* ABOUT THIS EXERCISE
Where the string "Shield" appears in a line of the data, show that line.
THE RECORDS START
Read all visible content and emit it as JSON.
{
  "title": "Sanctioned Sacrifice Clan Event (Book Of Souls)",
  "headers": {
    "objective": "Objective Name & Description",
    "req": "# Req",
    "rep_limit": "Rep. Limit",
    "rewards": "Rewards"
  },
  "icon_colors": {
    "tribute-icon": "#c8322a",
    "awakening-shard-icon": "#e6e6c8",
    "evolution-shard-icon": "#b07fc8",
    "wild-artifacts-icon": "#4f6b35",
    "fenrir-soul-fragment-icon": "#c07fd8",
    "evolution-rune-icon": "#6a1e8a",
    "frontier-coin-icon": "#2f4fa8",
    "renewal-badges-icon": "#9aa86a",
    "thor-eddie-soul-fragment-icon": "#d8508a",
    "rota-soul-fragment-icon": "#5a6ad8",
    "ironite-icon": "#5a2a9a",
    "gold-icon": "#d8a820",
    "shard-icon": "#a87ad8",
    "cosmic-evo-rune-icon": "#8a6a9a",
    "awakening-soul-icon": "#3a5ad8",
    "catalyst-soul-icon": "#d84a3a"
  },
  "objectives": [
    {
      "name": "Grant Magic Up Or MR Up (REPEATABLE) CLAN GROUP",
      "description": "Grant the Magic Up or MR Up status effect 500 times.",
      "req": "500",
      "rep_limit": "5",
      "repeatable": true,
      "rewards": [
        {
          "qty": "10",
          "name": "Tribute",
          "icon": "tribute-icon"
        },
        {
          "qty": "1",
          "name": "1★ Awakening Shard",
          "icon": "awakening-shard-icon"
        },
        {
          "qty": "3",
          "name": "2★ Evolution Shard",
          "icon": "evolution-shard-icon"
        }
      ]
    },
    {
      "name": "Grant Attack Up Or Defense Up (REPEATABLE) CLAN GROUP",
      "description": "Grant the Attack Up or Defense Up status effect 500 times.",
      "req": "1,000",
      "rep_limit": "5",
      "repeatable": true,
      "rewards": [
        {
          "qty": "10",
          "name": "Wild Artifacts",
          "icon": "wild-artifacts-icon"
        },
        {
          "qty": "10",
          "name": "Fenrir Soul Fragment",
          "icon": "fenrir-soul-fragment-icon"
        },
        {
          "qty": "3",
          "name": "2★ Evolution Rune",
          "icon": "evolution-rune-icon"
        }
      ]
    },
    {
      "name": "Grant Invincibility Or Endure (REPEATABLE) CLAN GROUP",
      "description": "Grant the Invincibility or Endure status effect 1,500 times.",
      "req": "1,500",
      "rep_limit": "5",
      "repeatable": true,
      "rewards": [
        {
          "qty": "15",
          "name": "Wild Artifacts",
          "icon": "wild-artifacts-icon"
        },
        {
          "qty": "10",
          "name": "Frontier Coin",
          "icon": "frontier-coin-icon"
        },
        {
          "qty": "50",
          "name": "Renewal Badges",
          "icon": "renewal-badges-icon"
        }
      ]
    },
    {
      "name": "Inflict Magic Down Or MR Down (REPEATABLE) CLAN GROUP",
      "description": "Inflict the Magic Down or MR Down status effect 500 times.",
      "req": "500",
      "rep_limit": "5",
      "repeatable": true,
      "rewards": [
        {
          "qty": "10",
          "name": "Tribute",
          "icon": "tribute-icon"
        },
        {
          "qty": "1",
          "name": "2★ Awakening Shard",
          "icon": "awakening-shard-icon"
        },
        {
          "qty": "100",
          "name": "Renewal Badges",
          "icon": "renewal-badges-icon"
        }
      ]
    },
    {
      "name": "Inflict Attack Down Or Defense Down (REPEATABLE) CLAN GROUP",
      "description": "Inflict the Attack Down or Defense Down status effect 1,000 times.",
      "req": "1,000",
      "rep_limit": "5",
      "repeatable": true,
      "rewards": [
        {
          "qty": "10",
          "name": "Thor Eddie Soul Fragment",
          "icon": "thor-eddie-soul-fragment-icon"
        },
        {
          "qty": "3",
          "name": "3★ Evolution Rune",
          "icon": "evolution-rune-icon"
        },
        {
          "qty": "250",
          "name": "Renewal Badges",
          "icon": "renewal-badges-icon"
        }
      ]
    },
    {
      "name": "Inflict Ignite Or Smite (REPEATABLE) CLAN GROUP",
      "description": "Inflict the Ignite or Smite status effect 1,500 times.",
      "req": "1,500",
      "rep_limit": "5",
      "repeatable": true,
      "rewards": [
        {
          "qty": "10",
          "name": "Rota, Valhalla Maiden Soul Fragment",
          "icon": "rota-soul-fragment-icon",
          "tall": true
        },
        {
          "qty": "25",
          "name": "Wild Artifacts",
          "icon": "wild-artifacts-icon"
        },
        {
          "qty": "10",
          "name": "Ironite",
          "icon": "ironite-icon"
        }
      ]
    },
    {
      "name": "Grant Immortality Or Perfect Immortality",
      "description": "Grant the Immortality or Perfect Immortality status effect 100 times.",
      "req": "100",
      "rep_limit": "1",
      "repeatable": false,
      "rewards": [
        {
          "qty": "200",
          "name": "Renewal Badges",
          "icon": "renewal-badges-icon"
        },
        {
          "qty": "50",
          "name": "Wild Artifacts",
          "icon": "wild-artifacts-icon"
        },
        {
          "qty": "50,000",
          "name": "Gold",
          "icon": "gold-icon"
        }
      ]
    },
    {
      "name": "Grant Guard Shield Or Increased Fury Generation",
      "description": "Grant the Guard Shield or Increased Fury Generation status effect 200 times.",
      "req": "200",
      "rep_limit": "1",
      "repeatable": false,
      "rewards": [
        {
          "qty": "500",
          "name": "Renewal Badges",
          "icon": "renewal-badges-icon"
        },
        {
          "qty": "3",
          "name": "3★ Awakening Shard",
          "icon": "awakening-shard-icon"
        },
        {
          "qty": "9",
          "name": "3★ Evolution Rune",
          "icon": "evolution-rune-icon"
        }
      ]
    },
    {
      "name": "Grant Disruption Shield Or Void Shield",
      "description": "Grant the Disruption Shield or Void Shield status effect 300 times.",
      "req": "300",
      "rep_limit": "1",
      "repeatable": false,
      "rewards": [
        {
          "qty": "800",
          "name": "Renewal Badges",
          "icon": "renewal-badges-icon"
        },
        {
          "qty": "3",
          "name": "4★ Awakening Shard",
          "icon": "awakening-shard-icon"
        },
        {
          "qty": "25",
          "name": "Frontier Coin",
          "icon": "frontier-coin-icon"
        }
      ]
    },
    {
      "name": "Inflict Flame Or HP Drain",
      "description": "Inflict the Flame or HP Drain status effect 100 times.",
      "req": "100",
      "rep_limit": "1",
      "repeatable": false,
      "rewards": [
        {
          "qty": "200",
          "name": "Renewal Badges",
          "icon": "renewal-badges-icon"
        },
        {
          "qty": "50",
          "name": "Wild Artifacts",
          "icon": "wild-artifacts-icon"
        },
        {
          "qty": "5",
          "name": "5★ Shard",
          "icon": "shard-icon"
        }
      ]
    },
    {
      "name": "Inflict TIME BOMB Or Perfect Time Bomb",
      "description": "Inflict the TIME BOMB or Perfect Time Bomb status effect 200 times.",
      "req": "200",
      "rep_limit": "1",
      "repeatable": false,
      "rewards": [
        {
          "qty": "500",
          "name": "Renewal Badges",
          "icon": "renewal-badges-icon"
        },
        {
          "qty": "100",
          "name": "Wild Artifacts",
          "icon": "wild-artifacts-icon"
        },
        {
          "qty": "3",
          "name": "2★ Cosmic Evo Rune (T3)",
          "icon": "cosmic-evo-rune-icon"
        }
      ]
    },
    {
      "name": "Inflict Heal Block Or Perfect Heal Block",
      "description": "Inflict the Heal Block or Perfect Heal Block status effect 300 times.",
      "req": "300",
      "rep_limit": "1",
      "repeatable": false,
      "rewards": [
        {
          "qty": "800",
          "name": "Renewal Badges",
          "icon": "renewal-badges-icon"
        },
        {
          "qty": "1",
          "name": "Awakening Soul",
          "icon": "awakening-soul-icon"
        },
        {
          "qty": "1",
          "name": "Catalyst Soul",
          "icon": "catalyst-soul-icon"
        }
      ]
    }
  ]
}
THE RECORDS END
* THE ANSWER
      "name": "Grant Guard Shield Or Increased Fury Generation",
      "description": "Grant the Guard Shield or Increased Fury Generation status effect 200 times.",
      "name": "Grant Disruption Shield Or Void Shield",
      "description": "Grant the Disruption Shield or Void Shield status effect 300 times.",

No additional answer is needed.